When to Use Asynchronous Processing
In the Marketing Cloud Engagement REST API, some calls use synchronous processing and some use asynchronous processing. The main difference between the two processing types is how the API responds to your requests.
In a synchronous call, the API executes the operation at the time the request is made and then returns the results of the operation.
In an asynchronous call, the API accepts your request and immediately provides a request ID. However, this immediate response doesn’t mean that the system completed the operation immediately. Instead, you must issue a separate request to find the status of the operation that you’re trying to perform, and then you must issue another request to view the result of that operation.
Each type of processing has benefits and drawbacks. One type can be more suitable for your specific use case than another. Generally, synchronous processing is better for minor changes and asynchronous processing is better for extensive changes. For example, if you’re building an application that creates or updates data events one at a time, synchronous processing is likely the better option. With synchronous processing, you can provide a response quickly without issuing subsequent calls to the API to find the status. If your application updates thousands of data extension rows at once due to an event, asynchronous processing is likely the better fit.
This table includes several factors to consider when determining to use synchronous or asynchronous calls.
|Requests to create or update records result in a request ID immediately. Your request is added to the queue for processing and is executed in the order in which it was received.
|After accepting your request, the API executes it. When the operation completes, the API provides a response that includes the result of the operation.
|If the system is unavailable or undergoing maintenance, your API calls are accepted, queued, and processed at a later time.
|If the system is unavailable or undergoing maintenance, your API calls aren’t accepted because they can’t be executed.
|Volume of records
|Create and update requests are immediately accepted and added to the processing queue. This type of processing is helpful when you want to change a long list of records in a single call to the API.

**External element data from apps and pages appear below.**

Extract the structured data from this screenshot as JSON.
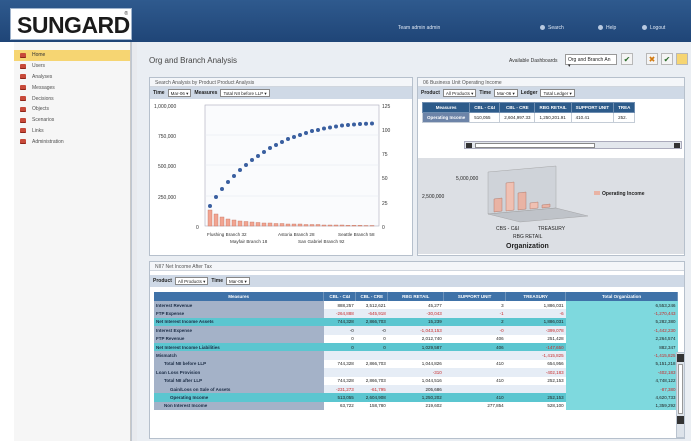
{
  "header": {
    "logo": "SUNGARD",
    "logo_tm": "®",
    "user": "Team admin admin",
    "nav": [
      "Search",
      "Help",
      "Logout"
    ]
  },
  "sidebar": {
    "items": [
      {
        "label": "Home",
        "active": true
      },
      {
        "label": "Users"
      },
      {
        "label": "Analyses"
      },
      {
        "label": "Messages"
      },
      {
        "label": "Decisions"
      },
      {
        "label": "Objects"
      },
      {
        "label": "Scenarios"
      },
      {
        "label": "Links"
      },
      {
        "label": "Administration"
      }
    ]
  },
  "main": {
    "title": "Org and Branch Analysis",
    "dashboards_label": "Available Dashboards",
    "dashboard_selected": "Org and Branch An"
  },
  "panel_search": {
    "title": "Search Analysis by Product Product Analysis",
    "time_label": "Time",
    "time_value": "Mar-06",
    "measures_label": "Measures",
    "measures_value": "Total NII before LLP",
    "chart_yticks_left": [
      "1,000,000",
      "750,000",
      "500,000",
      "250,000",
      "0"
    ],
    "chart_yticks_right": [
      "125",
      "100",
      "75",
      "50",
      "25",
      "0"
    ],
    "chart_xlabels_row1": [
      "Flushing Branch 32",
      "Astoria Branch 28",
      "Seattle Branch 58"
    ],
    "chart_xlabels_row2": [
      "Mayfair Branch 18",
      "San Gabriel Branch 92"
    ]
  },
  "panel_income": {
    "title": "06 Business Unit Operating Income",
    "product_label": "Product",
    "product_value": "All Products",
    "time_label": "Time",
    "time_value": "Mar-06",
    "ledger_label": "Ledger",
    "ledger_value": "Total Ledger",
    "columns": [
      "Measures",
      "CBL - C&I",
      "CBL - CRE",
      "RBG RETAIL",
      "SUPPORT UNIT",
      "TREA"
    ],
    "row_label": "Operating Income",
    "row_values": [
      "510,055",
      "2,604,997.33",
      "1,250,201.91",
      "410.41",
      "252."
    ],
    "chart_tick": "5,000,000",
    "chart_tick2": "2,500,000",
    "chart_cats": [
      "CBS - C&I",
      "TREASURY"
    ],
    "chart_cat3": "RBG RETAIL",
    "chart_xlabel": "Organization",
    "legend": "Operating Income"
  },
  "panel_nii": {
    "title": "NII7 Net Income After Tax",
    "product_label": "Product",
    "product_value": "All Products",
    "time_label": "Time",
    "time_value": "Mar-06",
    "columns": [
      "Measures",
      "CBL - C&I",
      "CBL - CRE",
      "RBG RETAIL",
      "SUPPORT UNIT",
      "TREASURY",
      "Total Organization"
    ],
    "rows": [
      {
        "label": "Interest Revenue",
        "vals": [
          "888,257",
          "3,512,621",
          "45,277",
          "3",
          "1,886,031",
          "6,553,246"
        ],
        "neg": [],
        "style": ""
      },
      {
        "label": "FTP Expense",
        "vals": [
          "-264,888",
          "-645,918",
          "-30,043",
          "-1",
          "-6",
          "-1,270,443"
        ],
        "neg": [
          0,
          1,
          2,
          3,
          4,
          5
        ],
        "style": "alt"
      },
      {
        "label": "Net Interest Income Assets",
        "vals": [
          "744,328",
          "2,866,703",
          "15,239",
          "2",
          "1,886,031",
          "5,282,380"
        ],
        "neg": [],
        "style": "hl"
      },
      {
        "label": "Interest Expense",
        "vals": [
          "-0",
          "-0",
          "-1,043,153",
          "-0",
          "-399,078",
          "-1,442,230"
        ],
        "neg": [
          2,
          3,
          4,
          5
        ],
        "style": "alt"
      },
      {
        "label": "FTP Revenue",
        "vals": [
          "0",
          "0",
          "2,012,740",
          "406",
          "251,428",
          "2,264,574"
        ],
        "neg": [],
        "style": ""
      },
      {
        "label": "Net Interest Income Liabilities",
        "vals": [
          "0",
          "0",
          "1,029,587",
          "406",
          "-147,650",
          "882,347"
        ],
        "neg": [
          4
        ],
        "style": "hl"
      },
      {
        "label": "Mismatch",
        "vals": [
          "",
          "",
          "",
          "",
          "-1,415,825",
          "-1,415,825"
        ],
        "neg": [
          4,
          5
        ],
        "style": "alt"
      },
      {
        "label": "Total NII before LLP",
        "vals": [
          "744,328",
          "2,866,703",
          "1,044,826",
          "410",
          "654,956",
          "5,151,218"
        ],
        "neg": [],
        "style": ""
      },
      {
        "label": "Loan Loss Provision",
        "vals": [
          "",
          "",
          "-310",
          "",
          "-402,183",
          "-402,183"
        ],
        "neg": [
          2,
          4,
          5
        ],
        "style": "alt"
      },
      {
        "label": "Total NII after LLP",
        "vals": [
          "744,328",
          "2,866,703",
          "1,044,516",
          "410",
          "252,153",
          "4,748,122"
        ],
        "neg": [],
        "style": ""
      },
      {
        "label": "Gain/Loss on Sale of Assets",
        "vals": [
          "-231,273",
          "-61,795",
          "205,686",
          "",
          "",
          "-87,380"
        ],
        "neg": [
          0,
          1,
          5
        ],
        "style": "alt"
      },
      {
        "label": "Operating Income",
        "vals": [
          "513,055",
          "2,604,908",
          "1,250,202",
          "410",
          "252,153",
          "4,620,733"
        ],
        "neg": [],
        "style": "hl"
      },
      {
        "label": "Non Interest Income",
        "vals": [
          "63,722",
          "158,780",
          "219,602",
          "277,854",
          "528,100",
          "1,359,292"
        ],
        "neg": [],
        "style": ""
      }
    ]
  }
}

|It can take several minutes to create or update a long list of records. To prevent long-running API calls, limit synchronous create and update calls to 50 rows and 50 items per request. If you have more than 50 rows to create or update, you must make several calls to the API.
|Number of calls required
|Requests to create or update records result in a request ID immediately. To view the status and the results of the request, provide this request ID in subsequent calls.
|In a single call, you can issue a request and view the result.
|If your request is well formed, the API accepts it. Because the API processes your request at a later time, the request body can contain errors that prevent the request from being executed. You only know about this failure if you issue a subsequent call to the API to view the results.
|If your request is well formed, the API accepts it and attempts to execute the request. If the request body contains errors, you receive information about the failure without issuing a subsequent call to the API.